At the time Inkster’s case was forwarded to the district attorney, they write, who investigated but did not file charges as she had already been terminated and agreed to pay the money back.
In the letter from the bar it says that Inkster told the investigator that her employment with Lane County ended over a “contractual dispute.”
Bozievich and Leiken write, “Had the bar looked closely at the situation it likely would have come to a conclusion consistent with the two previous investigations.”
In their response, the two commissioners say they will be asking the Oregon State Bar to reopen the investigation into Inkster, interview all parties involved — the letter from the bar indicates only Inkster was interviewed — and issue a revised letter of findings. The statement from the commissioners is below. You can read the letter to Richardson here.
From the guy who brought you "Cow with Guns" comes a YMCA parody complete with a bad cop costume and catchy lyrics (I don't know how "Label GMOs" as a lyric can be catchy but it's stuck in my head.) I dunno if the grape costume means to parody Fruit of the Loom commercials from the 1980s, but it works for me.
The video was actually created for the 2013 GMO intiative in Washington that was defeated, but it works for Oregon now.
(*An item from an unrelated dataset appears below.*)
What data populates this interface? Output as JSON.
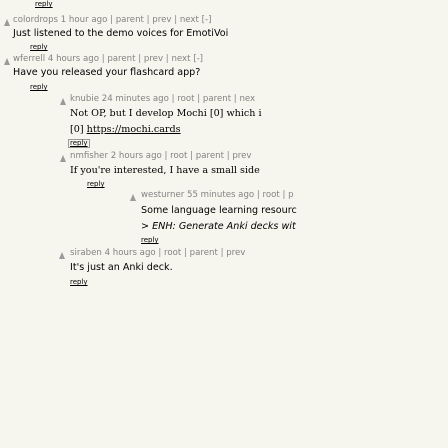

Eugene's Pamela Wible, M.D., spoke twice at the American Academy of Family Physicians Scientific Assembly in Washington, D.C., recently. Find a transcript of her talk online at
Lane County Board of Commission then-Chair Sid Leiken and Vice Chair Jay Bozievich knew of the changes in Liane Inkster’s compensation, according to a letter from the Oregon State Bar to Inkster (formerly Richardson).
According to the letter, after the conclusion of an investigation by Greg Olson of USO Consulting and Investigation, “the board later conducted a full independent audit” of Inkster. “It concluded that [Inkster] did not act fraudulently and that the board chair and vice chair knew and approved of the changes in [her] compensation.”
The entire April 22, 2014 letter concludes that Inkster did not knowingly make an “inaccurate representation of material fact that reflects adversely on the lawyer’s fitness to practice law.” EW received the letter after inquiring into the status of the bar’s disciplinary investigation into Inkster.
The Oregon State Bar opened an investigation into Inkster after she nominated herself for a position on the bar’s Disciplinary Board after “Inkster had been sacked by the Lane County Board of Commissioners for covertly boosting her pay in violation of county policy,” according to The Register-Guard.
But according to the letter from the state bar to Inkster, she and “the board agreed to terminate [Inkster's] employment contract based on contractual dispute. No one found that [Inkster] acted dishonestly, fraudulently or deceitfully.”
Inkster told Olson that commissioners Leiken, Bozievich and Faye Stewart had knowledge of her compensation changes. Leiken and Stewart denied that knowledge to the investigator, according to the report. Bozievich told the investigator he knew of one of her pay changes but denied knowing about the change that allowed Richardson to sell back and turn into immediate take-home pay much more of her unused paid vacation and sick leave than county policy allows.
According to the letter, Inkster told the Assistant Disciplinary Counsel Mary Cooper that the issues began when the Lane County board “wanted, for political reasons, to delay discussions” over whether she should get a raise. At the time, Inkster was making more than $150,000 a year.
EW has asked the county to respond to whether Leiken and Bozievich knew of the changes and has asked for a copy of the county's independent audit into Richardson that found she didn’t act fraudulently.
The letter from the bar is below.